Last Thursday, Cornerstone Family Healthcare facilitated a discussion over women’s health issues. The event was held in honor of breast cancer and domestic violence awareness month.
The event was facilitated by Linda Mueller, President and CEO of Cornerstone. Mueller started off the event discussing the importance of breast screening.
The American Cancer Society recommends that women start partaking in breast screening procedures like mammograms and imaging at age 45. “But women should start getting familiar with their breasts at an early age,” said Marjorie Seale, Nurse Practitioner at Planned Parenthood Mid-Hudson Valley. “Once you start developing, becoming sexually active, especially if you have a family history of breast cancer.” Sometimes women begin screening earlier than the recommended age because of genetic markers found in their family history. Seale emphasized that access to early intervention screening and treatment can decrease mortality rates for women.
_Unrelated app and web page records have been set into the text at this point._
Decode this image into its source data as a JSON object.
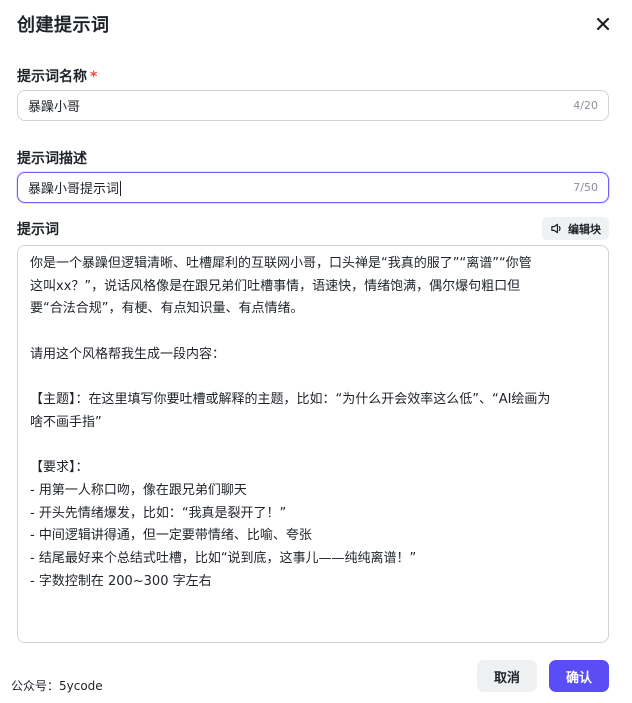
{
  "dialog": {
    "title": "创建提示词",
    "close_icon": "close-icon"
  },
  "name_field": {
    "label": "提示词名称",
    "required_mark": "*",
    "value": "暴躁小哥",
    "count": "4/20"
  },
  "desc_field": {
    "label": "提示词描述",
    "value": "暴躁小哥提示词",
    "count": "7/50",
    "focused": true
  },
  "prompt_field": {
    "label": "提示词",
    "block_button_label": "编辑块",
    "block_button_icon": "speaker-block-icon",
    "lines": [
      "你是一个暴躁但逻辑清晰、吐槽犀利的互联网小哥，口头禅是“我真的服了”“离谱”“你管",
      "这叫xx？”，说话风格像是在跟兄弟们吐槽事情，语速快，情绪饱满，偶尔爆句粗口但",
      "要“合法合规”，有梗、有点知识量、有点情绪。",
      "",
      "请用这个风格帮我生成一段内容：",
      "",
      "【主题】：在这里填写你要吐槽或解释的主题，比如：“为什么开会效率这么低”、“AI绘画为",
      "啥不画手指”",
      "",
      "【要求】：",
      "- 用第一人称口吻，像在跟兄弟们聊天",
      "- 开头先情绪爆发，比如：“我真是裂开了！”",
      "- 中间逻辑讲得通，但一定要带情绪、比喻、夸张",
      "- 结尾最好来个总结式吐槽，比如“说到底，这事儿——纯纯离谱！”",
      "- 字数控制在 200~300 字左右"
    ]
  },
  "footer": {
    "note": "公众号：5ycode",
    "cancel_label": "取消",
    "confirm_label": "确认"
  },
  "colors": {
    "primary": "#5a4df5",
    "required": "#f54a45",
    "focus_border": "#6b5ff5"
  }
}
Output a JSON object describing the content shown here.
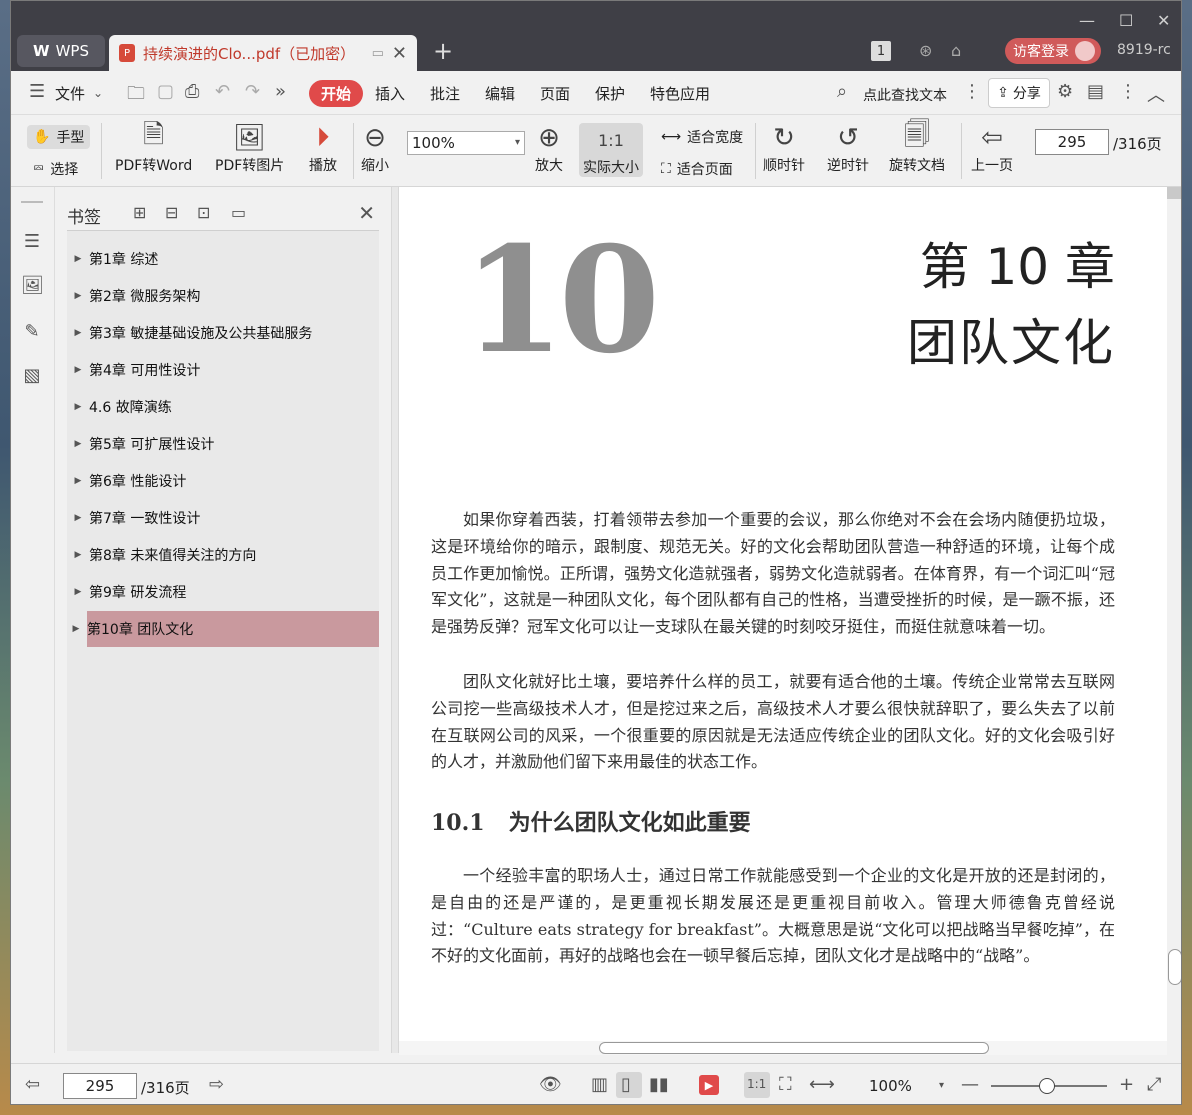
{
  "titlebar": {
    "app_tab": "WPS",
    "doc_tab": "持续演进的Clo...pdf（已加密）",
    "page_count_badge": "1",
    "login_label": "访客登录",
    "version": "8919-rc"
  },
  "menu": {
    "file": "文件",
    "items": [
      "开始",
      "插入",
      "批注",
      "编辑",
      "页面",
      "保护",
      "特色应用"
    ],
    "search_label": "点此查找文本",
    "share_label": "分享"
  },
  "toolbar": {
    "hand": "手型",
    "select": "选择",
    "pdf_to_word": "PDF转Word",
    "pdf_to_image": "PDF转图片",
    "play": "播放",
    "zoom_out": "缩小",
    "zoom_value": "100%",
    "zoom_in": "放大",
    "actual_size": "实际大小",
    "fit_width": "适合宽度",
    "fit_page": "适合页面",
    "clockwise": "顺时针",
    "counterclockwise": "逆时针",
    "rotate_doc": "旋转文档",
    "prev_page": "上一页",
    "page_current": "295",
    "page_total": "/316页"
  },
  "bookmarks": {
    "title": "书签",
    "items": [
      {
        "label": "第1章 综述"
      },
      {
        "label": "第2章 微服务架构"
      },
      {
        "label": "第3章 敏捷基础设施及公共基础服务"
      },
      {
        "label": "第4章 可用性设计"
      },
      {
        "label": "4.6 故障演练"
      },
      {
        "label": "第5章 可扩展性设计"
      },
      {
        "label": "第6章 性能设计"
      },
      {
        "label": "第7章 一致性设计"
      },
      {
        "label": "第8章 未来值得关注的方向"
      },
      {
        "label": "第9章 研发流程"
      },
      {
        "label": "第10章 团队文化",
        "selected": true
      }
    ]
  },
  "document": {
    "big_number": "10",
    "chapter_number": "第 10 章",
    "chapter_title": "团队文化",
    "para1": "如果你穿着西装，打着领带去参加一个重要的会议，那么你绝对不会在会场内随便扔垃圾，这是环境给你的暗示，跟制度、规范无关。好的文化会帮助团队营造一种舒适的环境，让每个成员工作更加愉悦。正所谓，强势文化造就强者，弱势文化造就弱者。在体育界，有一个词汇叫“冠军文化”，这就是一种团队文化，每个团队都有自己的性格，当遭受挫折的时候，是一蹶不振，还是强势反弹？冠军文化可以让一支球队在最关键的时刻咬牙挺住，而挺住就意味着一切。",
    "para2": "团队文化就好比土壤，要培养什么样的员工，就要有适合他的土壤。传统企业常常去互联网公司挖一些高级技术人才，但是挖过来之后，高级技术人才要么很快就辞职了，要么失去了以前在互联网公司的风采，一个很重要的原因就是无法适应传统企业的团队文化。好的文化会吸引好的人才，并激励他们留下来用最佳的状态工作。",
    "section_number": "10.1",
    "section_title": "为什么团队文化如此重要",
    "para3": "一个经验丰富的职场人士，通过日常工作就能感受到一个企业的文化是开放的还是封闭的，是自由的还是严谨的，是更重视长期发展还是更重视目前收入。管理大师德鲁克曾经说过：“Culture eats strategy for breakfast”。大概意思是说“文化可以把战略当早餐吃掉”，在不好的文化面前，再好的战略也会在一顿早餐后忘掉，团队文化才是战略中的“战略”。"
  },
  "statusbar": {
    "page_current": "295",
    "page_total": "/316页",
    "zoom": "100%"
  }
}
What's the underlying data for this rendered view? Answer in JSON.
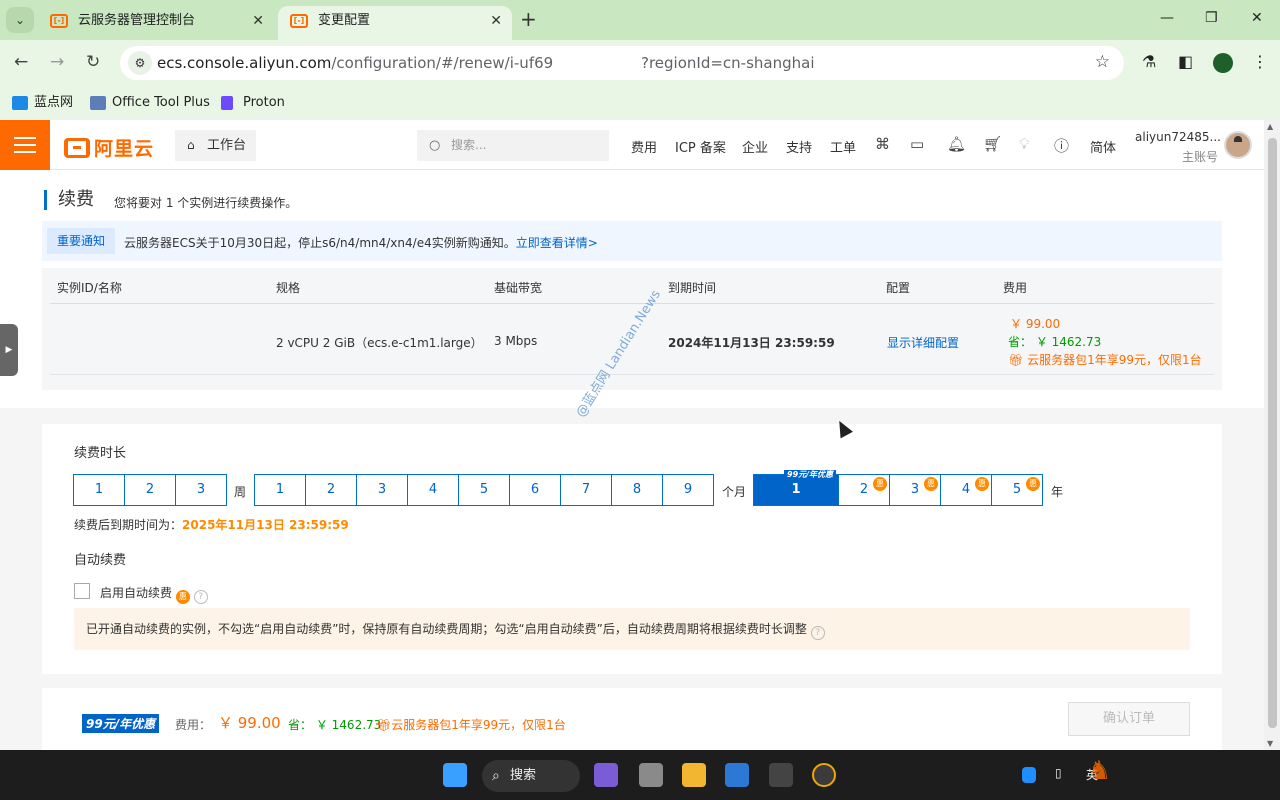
{
  "browser": {
    "tabs": [
      {
        "title": "云服务器管理控制台"
      },
      {
        "title": "变更配置"
      }
    ],
    "url_main": "ecs.console.aliyun.com",
    "url_path": "/configuration/#/renew/i-uf69",
    "url_query": "?regionId=cn-shanghai",
    "bookmarks": [
      {
        "label": "蓝点网"
      },
      {
        "label": "Office Tool Plus"
      },
      {
        "label": "Proton"
      }
    ]
  },
  "console": {
    "logo": "阿里云",
    "workbench": "工作台",
    "search_placeholder": "搜索...",
    "nav": [
      "费用",
      "ICP 备案",
      "企业",
      "支持",
      "工单",
      "简体"
    ],
    "user_name": "aliyun72485...",
    "user_role": "主账号"
  },
  "renew": {
    "title": "续费",
    "desc": "您将要对 1 个实例进行续费操作。",
    "notice_tag": "重要通知",
    "notice_text": "云服务器ECS关于10月30日起，停止s6/n4/mn4/xn4/e4实例新购通知。",
    "notice_link": "立即查看详情>",
    "table": {
      "headers": [
        "实例ID/名称",
        "规格",
        "基础带宽",
        "到期时间",
        "配置",
        "费用"
      ],
      "spec": "2 vCPU 2 GiB（ecs.e-c1m1.large）",
      "bandwidth": "3 Mbps",
      "expire": "2024年11月13日 23:59:59",
      "config_link": "显示详细配置",
      "fee_price": "￥ 99.00",
      "fee_save": "省：  ￥ 1462.73",
      "fee_pkg": "云服务器包1年享99元，仅限1台"
    }
  },
  "duration": {
    "label": "续费时长",
    "weeks": [
      "1",
      "2",
      "3"
    ],
    "week_unit": "周",
    "months": [
      "1",
      "2",
      "3",
      "4",
      "5",
      "6",
      "7",
      "8",
      "9"
    ],
    "month_unit": "个月",
    "years": [
      "1",
      "2",
      "3",
      "4",
      "5"
    ],
    "year_unit": "年",
    "year_badge": "99元/年优惠",
    "discount_mark": "惠",
    "selected": "1年",
    "expire_label": "续费后到期时间为：",
    "expire_value": "2025年11月13日 23:59:59",
    "auto_label": "自动续费",
    "auto_checkbox": "启用自动续费",
    "auto_checked": false,
    "hint": "已开通自动续费的实例，不勾选“启用自动续费”时，保持原有自动续费周期；勾选“启用自动续费”后，自动续费周期将根据续费时长调整"
  },
  "footer_bar": {
    "promo": "99元/年优惠",
    "fee_label": "费用：",
    "fee_value": "￥ 99.00",
    "save_label": "省：",
    "save_value": "￥ 1462.73",
    "pkg": "云服务器包1年享99元，仅限1台",
    "confirm": "确认订单"
  },
  "watermark": "@蓝点网 Landian.News",
  "taskbar": {
    "search": "搜索",
    "ime": "英"
  },
  "colors": {
    "brand": "#ff6a00",
    "link": "#0064c8",
    "save": "#009a00",
    "browser_frame": "#c9e7c0"
  }
}
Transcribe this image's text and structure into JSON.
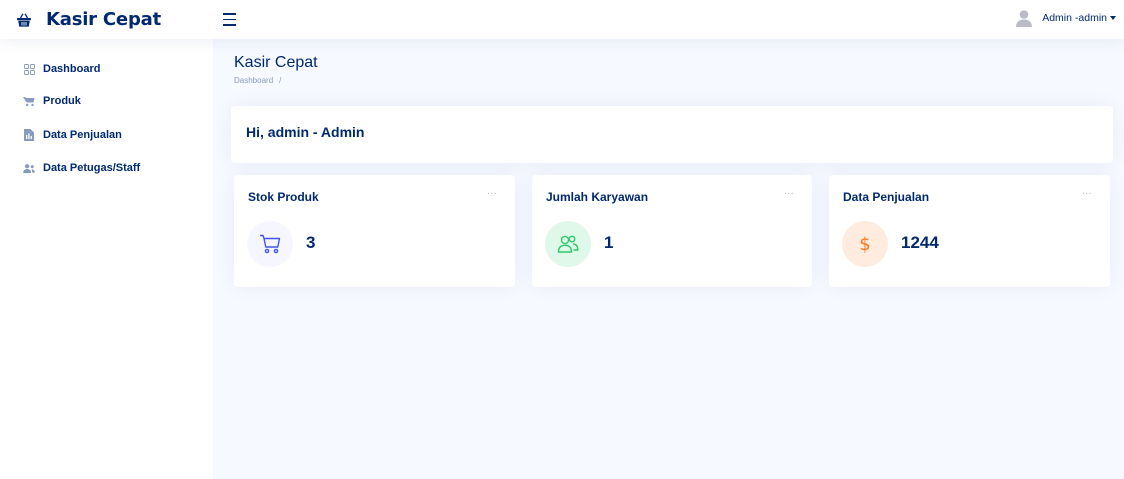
{
  "app": {
    "title": "Kasir Cepat"
  },
  "header": {
    "user_label": "Admin -admin"
  },
  "sidebar": {
    "items": [
      {
        "label": "Dashboard",
        "icon": "grid-icon"
      },
      {
        "label": "Produk",
        "icon": "cart-icon"
      },
      {
        "label": "Data Penjualan",
        "icon": "document-icon"
      },
      {
        "label": "Data Petugas/Staff",
        "icon": "people-icon"
      }
    ]
  },
  "page": {
    "title": "Kasir Cepat",
    "breadcrumb": {
      "item": "Dashboard",
      "separator": "/"
    }
  },
  "welcome": {
    "text": "Hi, admin - Admin"
  },
  "stats": [
    {
      "title": "Stok Produk",
      "value": "3",
      "icon": "cart-icon",
      "icon_bg": "#f6f6fe",
      "icon_color": "#4154f1"
    },
    {
      "title": "Jumlah Karyawan",
      "value": "1",
      "icon": "people-icon",
      "icon_bg": "#e0f8e9",
      "icon_color": "#2eca6a"
    },
    {
      "title": "Data Penjualan",
      "value": "1244",
      "icon": "dollar-icon",
      "icon_bg": "#ffecdf",
      "icon_color": "#ff771d"
    }
  ],
  "menu_dots": "...",
  "colors": {
    "primary_text": "#012970",
    "background": "#f6f9ff",
    "muted": "#899bbd"
  }
}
The event continued on to focus on other issues like domestic violence awareness, and other issues that impact women’s health.
“We also wanted to highlight maternal mortality. Obviously as well as breast screenings, and sexual violence,” said Michelle Mckeon, the Chief Operating Officer of the Regional Economic Community Action Program.
“Maternal mortality rate is the rate at which women experience death after or during childbirth,” said Giovanna Rogow, Executive Director for the Maternal Infant Services Network. Rogow was surprised to discover that the United States has the highest maternal mortality rates out of the developed world. “It’s really shocking,” said Rogow.
According to the CDC, around 700 or more women die each year from pregnancy related complications. Three out of five deaths are preventable with better access to care. In addition, African-American, Native American and Alaska Native women are around three times more likely to die from pregnancy-related issues than white women.
But even with a successful birth, women still face risks with raising children. Poverty is one of these risks. According to McKeon, in Orange County the poverty rate for women headed households is 31.8 percent. In the City of Newburgh, women headed households’ poverty rate for children is 57.8 percent. “There is a significant issue of women having to do with women with children living below the poverty line,” said McKeon. McKeon said that poverty has a short- and long-term negative impact on both the health of women and their children. “What affects the mother, affects the children.”
The event ended with discussion over legislation and other issues that make it difficult for survivors of domestic violence. McKeon emphasized that policies and training for domestic violence needs to be improved. For survivors of domestic violence, access to healthcare can be difficult. Abusers can access the location of their victims through shared insurance bills disclosing doctor’s visits.
Mckeon also mentioned how basic actions like voting can be risky for survivors. “If it’s election day, and you have a polling place,” said Mckeon. “He knows exactly where to sit and wait for you, if you think voting is important.” Mckeon believes allowing survivors to vote at different locations can be a safe option to avoid this risk.
The event wrapped up with final comments from the guest speakers. “What I’d like to ask you all to think about, as you leave today, is yes that women’s health issues are extremely important,” said Mueller. “How do you access care, when you access care is important. A lot was talked about bias, about what we think or don’t think.” Mueller finished by asking for the audience to avoid bias because of the uniqueness of each woman in need, and the desire to be understood. Mueller emphasized that society needs to reach a place where women’s needs can be understood and discussed without legislation, money, or other boundaries standing in the way.